**TASK**
Reproduce the entries below, please. Keep every character the same.

**THE RECORDS**
>>>
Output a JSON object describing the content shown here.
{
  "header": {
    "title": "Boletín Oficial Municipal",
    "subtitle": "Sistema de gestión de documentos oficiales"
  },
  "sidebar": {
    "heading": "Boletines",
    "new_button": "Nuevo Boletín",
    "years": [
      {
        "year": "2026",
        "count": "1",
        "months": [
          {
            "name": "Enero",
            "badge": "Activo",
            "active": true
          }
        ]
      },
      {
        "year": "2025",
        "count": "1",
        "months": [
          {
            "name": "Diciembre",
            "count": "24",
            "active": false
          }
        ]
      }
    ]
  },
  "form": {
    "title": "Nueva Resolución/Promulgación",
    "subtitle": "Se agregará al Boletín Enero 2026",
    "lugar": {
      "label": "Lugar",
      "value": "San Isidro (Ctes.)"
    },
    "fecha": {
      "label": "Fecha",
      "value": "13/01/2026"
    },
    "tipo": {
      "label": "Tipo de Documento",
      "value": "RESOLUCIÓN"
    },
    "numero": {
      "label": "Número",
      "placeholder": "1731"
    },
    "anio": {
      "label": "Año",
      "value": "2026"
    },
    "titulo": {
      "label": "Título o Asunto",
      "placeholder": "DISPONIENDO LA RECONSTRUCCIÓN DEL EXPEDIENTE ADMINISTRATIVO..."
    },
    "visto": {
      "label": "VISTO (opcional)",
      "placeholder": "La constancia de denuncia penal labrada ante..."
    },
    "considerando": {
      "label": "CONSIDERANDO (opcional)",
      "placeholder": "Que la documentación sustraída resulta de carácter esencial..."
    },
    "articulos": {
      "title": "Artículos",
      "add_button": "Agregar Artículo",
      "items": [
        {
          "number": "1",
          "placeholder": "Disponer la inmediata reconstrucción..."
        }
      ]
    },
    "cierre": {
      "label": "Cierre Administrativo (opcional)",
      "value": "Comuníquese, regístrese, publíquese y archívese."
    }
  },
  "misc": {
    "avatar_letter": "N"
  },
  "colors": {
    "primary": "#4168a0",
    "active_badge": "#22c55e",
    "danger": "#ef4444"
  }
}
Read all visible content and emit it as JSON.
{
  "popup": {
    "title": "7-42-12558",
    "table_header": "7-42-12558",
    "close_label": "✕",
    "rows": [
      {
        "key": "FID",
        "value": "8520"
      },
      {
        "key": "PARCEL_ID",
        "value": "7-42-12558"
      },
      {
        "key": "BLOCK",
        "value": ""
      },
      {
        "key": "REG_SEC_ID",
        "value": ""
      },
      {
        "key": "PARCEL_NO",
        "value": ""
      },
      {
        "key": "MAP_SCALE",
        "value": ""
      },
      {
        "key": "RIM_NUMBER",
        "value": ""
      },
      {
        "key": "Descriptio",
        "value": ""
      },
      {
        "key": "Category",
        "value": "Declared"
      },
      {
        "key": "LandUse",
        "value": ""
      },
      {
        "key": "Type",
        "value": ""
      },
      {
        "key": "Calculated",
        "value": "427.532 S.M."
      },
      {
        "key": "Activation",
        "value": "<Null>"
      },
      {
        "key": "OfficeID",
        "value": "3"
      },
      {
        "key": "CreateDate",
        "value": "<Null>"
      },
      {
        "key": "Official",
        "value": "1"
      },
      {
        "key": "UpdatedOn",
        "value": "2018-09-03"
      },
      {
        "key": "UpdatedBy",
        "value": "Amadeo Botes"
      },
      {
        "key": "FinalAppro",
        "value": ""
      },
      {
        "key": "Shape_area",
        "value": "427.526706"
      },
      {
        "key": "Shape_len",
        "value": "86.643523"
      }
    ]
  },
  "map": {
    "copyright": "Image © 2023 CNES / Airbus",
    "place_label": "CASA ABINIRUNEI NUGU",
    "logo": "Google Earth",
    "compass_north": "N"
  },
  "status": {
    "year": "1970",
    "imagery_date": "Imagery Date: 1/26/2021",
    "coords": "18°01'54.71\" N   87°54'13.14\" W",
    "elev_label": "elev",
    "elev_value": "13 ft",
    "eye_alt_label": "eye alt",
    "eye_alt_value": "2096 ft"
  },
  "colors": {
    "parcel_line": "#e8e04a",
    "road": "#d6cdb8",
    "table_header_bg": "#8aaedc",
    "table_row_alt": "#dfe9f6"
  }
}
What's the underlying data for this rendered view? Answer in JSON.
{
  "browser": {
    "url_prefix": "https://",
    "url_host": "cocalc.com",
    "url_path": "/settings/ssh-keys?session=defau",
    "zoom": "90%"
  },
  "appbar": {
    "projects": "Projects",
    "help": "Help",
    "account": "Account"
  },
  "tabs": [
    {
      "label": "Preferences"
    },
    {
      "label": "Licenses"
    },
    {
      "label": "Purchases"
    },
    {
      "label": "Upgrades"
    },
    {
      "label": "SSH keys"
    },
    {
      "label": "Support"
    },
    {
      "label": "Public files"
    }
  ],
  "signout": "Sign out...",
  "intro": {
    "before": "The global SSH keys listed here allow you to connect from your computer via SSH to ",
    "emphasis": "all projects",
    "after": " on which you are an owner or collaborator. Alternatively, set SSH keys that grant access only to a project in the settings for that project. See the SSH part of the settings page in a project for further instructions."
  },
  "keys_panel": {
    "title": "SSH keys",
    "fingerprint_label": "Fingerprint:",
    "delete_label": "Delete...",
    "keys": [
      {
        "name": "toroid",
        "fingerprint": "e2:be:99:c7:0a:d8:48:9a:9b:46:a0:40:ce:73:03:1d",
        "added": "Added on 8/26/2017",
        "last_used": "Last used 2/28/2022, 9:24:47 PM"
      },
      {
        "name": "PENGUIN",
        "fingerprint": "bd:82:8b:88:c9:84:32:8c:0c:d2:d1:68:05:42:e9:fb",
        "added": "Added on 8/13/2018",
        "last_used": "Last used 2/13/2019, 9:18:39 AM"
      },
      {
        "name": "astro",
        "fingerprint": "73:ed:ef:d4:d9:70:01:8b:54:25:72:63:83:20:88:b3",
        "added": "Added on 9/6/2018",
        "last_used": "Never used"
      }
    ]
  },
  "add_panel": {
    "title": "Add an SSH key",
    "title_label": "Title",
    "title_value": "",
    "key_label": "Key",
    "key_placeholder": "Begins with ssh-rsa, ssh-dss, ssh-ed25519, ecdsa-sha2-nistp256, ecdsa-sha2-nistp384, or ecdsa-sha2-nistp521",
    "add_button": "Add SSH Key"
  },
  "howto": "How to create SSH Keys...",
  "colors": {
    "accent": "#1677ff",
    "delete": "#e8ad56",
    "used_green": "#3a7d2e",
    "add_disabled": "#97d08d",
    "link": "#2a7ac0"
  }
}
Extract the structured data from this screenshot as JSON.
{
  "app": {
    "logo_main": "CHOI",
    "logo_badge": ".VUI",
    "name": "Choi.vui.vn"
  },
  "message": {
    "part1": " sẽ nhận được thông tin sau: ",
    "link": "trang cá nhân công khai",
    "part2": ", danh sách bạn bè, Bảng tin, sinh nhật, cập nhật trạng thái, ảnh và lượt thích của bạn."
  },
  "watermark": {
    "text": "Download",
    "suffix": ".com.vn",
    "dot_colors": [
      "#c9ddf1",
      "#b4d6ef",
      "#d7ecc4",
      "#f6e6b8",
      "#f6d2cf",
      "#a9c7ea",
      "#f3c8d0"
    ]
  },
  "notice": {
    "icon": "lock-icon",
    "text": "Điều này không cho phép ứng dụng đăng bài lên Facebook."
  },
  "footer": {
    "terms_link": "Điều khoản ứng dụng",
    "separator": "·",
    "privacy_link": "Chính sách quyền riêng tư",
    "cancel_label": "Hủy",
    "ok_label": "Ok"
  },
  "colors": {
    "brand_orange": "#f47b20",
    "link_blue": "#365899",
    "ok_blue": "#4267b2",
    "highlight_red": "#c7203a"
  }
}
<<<
**TASK ANSWER**
Output a JSON object describing the content shown here.
{
  "header": {
    "title": "Boletín Oficial Municipal",
    "subtitle": "Sistema de gestión de documentos oficiales"
  },
  "sidebar": {
    "heading": "Boletines",
    "new_button": "Nuevo Boletín",
    "years": [
      {
        "year": "2026",
        "count": "1",
        "months": [
          {
            "name": "Enero",
            "badge": "Activo",
            "active": true
          }
        ]
      },
      {
        "year": "2025",
        "count": "1",
        "months": [
          {
            "name": "Diciembre",
            "count": "24",
            "active": false
          }
        ]
      }
    ]
  },
  "form": {
    "title": "Nueva Resolución/Promulgación",
    "subtitle": "Se agregará al Boletín Enero 2026",
    "lugar": {
      "label": "Lugar",
      "value": "San Isidro (Ctes.)"
    },
    "fecha": {
      "label": "Fecha",
      "value": "13/01/2026"
    },
    "tipo": {
      "label": "Tipo de Documento",
      "value": "RESOLUCIÓN"
    },
    "numero": {
      "label": "Número",
      "placeholder": "1731"
    },
    "anio": {
      "label": "Año",
      "value": "2026"
    },
    "titulo": {
      "label": "Título o Asunto",
      "placeholder": "DISPONIENDO LA RECONSTRUCCIÓN DEL EXPEDIENTE ADMINISTRATIVO..."
    },
    "visto": {
      "label": "VISTO (opcional)",
      "placeholder": "La constancia de denuncia penal labrada ante..."
    },
    "considerando": {
      "label": "CONSIDERANDO (opcional)",
      "placeholder": "Que la documentación sustraída resulta de carácter esencial..."
    },
    "articulos": {
      "title": "Artículos",
      "add_button": "Agregar Artículo",
      "items": [
        {
          "number": "1",
          "placeholder": "Disponer la inmediata reconstrucción..."
        }
      ]
    },
    "cierre": {
      "label": "Cierre Administrativo (opcional)",
      "value": "Comuníquese, regístrese, publíquese y archívese."
    }
  },
  "misc": {
    "avatar_letter": "N"
  },
  "colors": {
    "primary": "#4168a0",
    "active_badge": "#22c55e",
    "danger": "#ef4444"
  }
}
Read all visible content and emit it as JSON.
{
  "popup": {
    "title": "7-42-12558",
    "table_header": "7-42-12558",
    "close_label": "✕",
    "rows": [
      {
        "key": "FID",
        "value": "8520"
      },
      {
        "key": "PARCEL_ID",
        "value": "7-42-12558"
      },
      {
        "key": "BLOCK",
        "value": ""
      },
      {
        "key": "REG_SEC_ID",
        "value": ""
      },
      {
        "key": "PARCEL_NO",
        "value": ""
      },
      {
        "key": "MAP_SCALE",
        "value": ""
      },
      {
        "key": "RIM_NUMBER",
        "value": ""
      },
      {
        "key": "Descriptio",
        "value": ""
      },
      {
        "key": "Category",
        "value": "Declared"
      },
      {
        "key": "LandUse",
        "value": ""
      },
      {
        "key": "Type",
        "value": ""
      },
      {
        "key": "Calculated",
        "value": "427.532 S.M."
      },
      {
        "key": "Activation",
        "value": "<Null>"
      },
      {
        "key": "OfficeID",
        "value": "3"
      },
      {
        "key": "CreateDate",
        "value": "<Null>"
      },
      {
        "key": "Official",
        "value": "1"
      },
      {
        "key": "UpdatedOn",
        "value": "2018-09-03"
      },
      {
        "key": "UpdatedBy",
        "value": "Amadeo Botes"
      },
      {
        "key": "FinalAppro",
        "value": ""
      },
      {
        "key": "Shape_area",
        "value": "427.526706"
      },
      {
        "key": "Shape_len",
        "value": "86.643523"
      }
    ]
  },
  "map": {
    "copyright": "Image © 2023 CNES / Airbus",
    "place_label": "CASA ABINIRUNEI NUGU",
    "logo": "Google Earth",
    "compass_north": "N"
  },
  "status": {
    "year": "1970",
    "imagery_date": "Imagery Date: 1/26/2021",
    "coords": "18°01'54.71\" N   87°54'13.14\" W",
    "elev_label": "elev",
    "elev_value": "13 ft",
    "eye_alt_label": "eye alt",
    "eye_alt_value": "2096 ft"
  },
  "colors": {
    "parcel_line": "#e8e04a",
    "road": "#d6cdb8",
    "table_header_bg": "#8aaedc",
    "table_row_alt": "#dfe9f6"
  }
}
What's the underlying data for this rendered view? Answer in JSON.
{
  "browser": {
    "url_prefix": "https://",
    "url_host": "cocalc.com",
    "url_path": "/settings/ssh-keys?session=defau",
    "zoom": "90%"
  },
  "appbar": {
    "projects": "Projects",
    "help": "Help",
    "account": "Account"
  },
  "tabs": [
    {
      "label": "Preferences"
    },
    {
      "label": "Licenses"
    },
    {
      "label": "Purchases"
    },
    {
      "label": "Upgrades"
    },
    {
      "label": "SSH keys"
    },
    {
      "label": "Support"
    },
    {
      "label": "Public files"
    }
  ],
  "signout": "Sign out...",
  "intro": {
    "before": "The global SSH keys listed here allow you to connect from your computer via SSH to ",
    "emphasis": "all projects",
    "after": " on which you are an owner or collaborator. Alternatively, set SSH keys that grant access only to a project in the settings for that project. See the SSH part of the settings page in a project for further instructions."
  },
  "keys_panel": {
    "title": "SSH keys",
    "fingerprint_label": "Fingerprint:",
    "delete_label": "Delete...",
    "keys": [
      {
        "name": "toroid",
        "fingerprint": "e2:be:99:c7:0a:d8:48:9a:9b:46:a0:40:ce:73:03:1d",
        "added": "Added on 8/26/2017",
        "last_used": "Last used 2/28/2022, 9:24:47 PM"
      },
      {
        "name": "PENGUIN",
        "fingerprint": "bd:82:8b:88:c9:84:32:8c:0c:d2:d1:68:05:42:e9:fb",
        "added": "Added on 8/13/2018",
        "last_used": "Last used 2/13/2019, 9:18:39 AM"
      },
      {
        "name": "astro",
        "fingerprint": "73:ed:ef:d4:d9:70:01:8b:54:25:72:63:83:20:88:b3",
        "added": "Added on 9/6/2018",
        "last_used": "Never used"
      }
    ]
  },
  "add_panel": {
    "title": "Add an SSH key",
    "title_label": "Title",
    "title_value": "",
    "key_label": "Key",
    "key_placeholder": "Begins with ssh-rsa, ssh-dss, ssh-ed25519, ecdsa-sha2-nistp256, ecdsa-sha2-nistp384, or ecdsa-sha2-nistp521",
    "add_button": "Add SSH Key"
  },
  "howto": "How to create SSH Keys...",
  "colors": {
    "accent": "#1677ff",
    "delete": "#e8ad56",
    "used_green": "#3a7d2e",
    "add_disabled": "#97d08d",
    "link": "#2a7ac0"
  }
}
Extract the structured data from this screenshot as JSON.
{
  "app": {
    "logo_main": "CHOI",
    "logo_badge": ".VUI",
    "name": "Choi.vui.vn"
  },
  "message": {
    "part1": " sẽ nhận được thông tin sau: ",
    "link": "trang cá nhân công khai",
    "part2": ", danh sách bạn bè, Bảng tin, sinh nhật, cập nhật trạng thái, ảnh và lượt thích của bạn."
  },
  "watermark": {
    "text": "Download",
    "suffix": ".com.vn",
    "dot_colors": [
      "#c9ddf1",
      "#b4d6ef",
      "#d7ecc4",
      "#f6e6b8",
      "#f6d2cf",
      "#a9c7ea",
      "#f3c8d0"
    ]
  },
  "notice": {
    "icon": "lock-icon",
    "text": "Điều này không cho phép ứng dụng đăng bài lên Facebook."
  },
  "footer": {
    "terms_link": "Điều khoản ứng dụng",
    "separator": "·",
    "privacy_link": "Chính sách quyền riêng tư",
    "cancel_label": "Hủy",
    "ok_label": "Ok"
  },
  "colors": {
    "brand_orange": "#f47b20",
    "link_blue": "#365899",
    "ok_blue": "#4267b2",
    "highlight_red": "#c7203a"
  }
}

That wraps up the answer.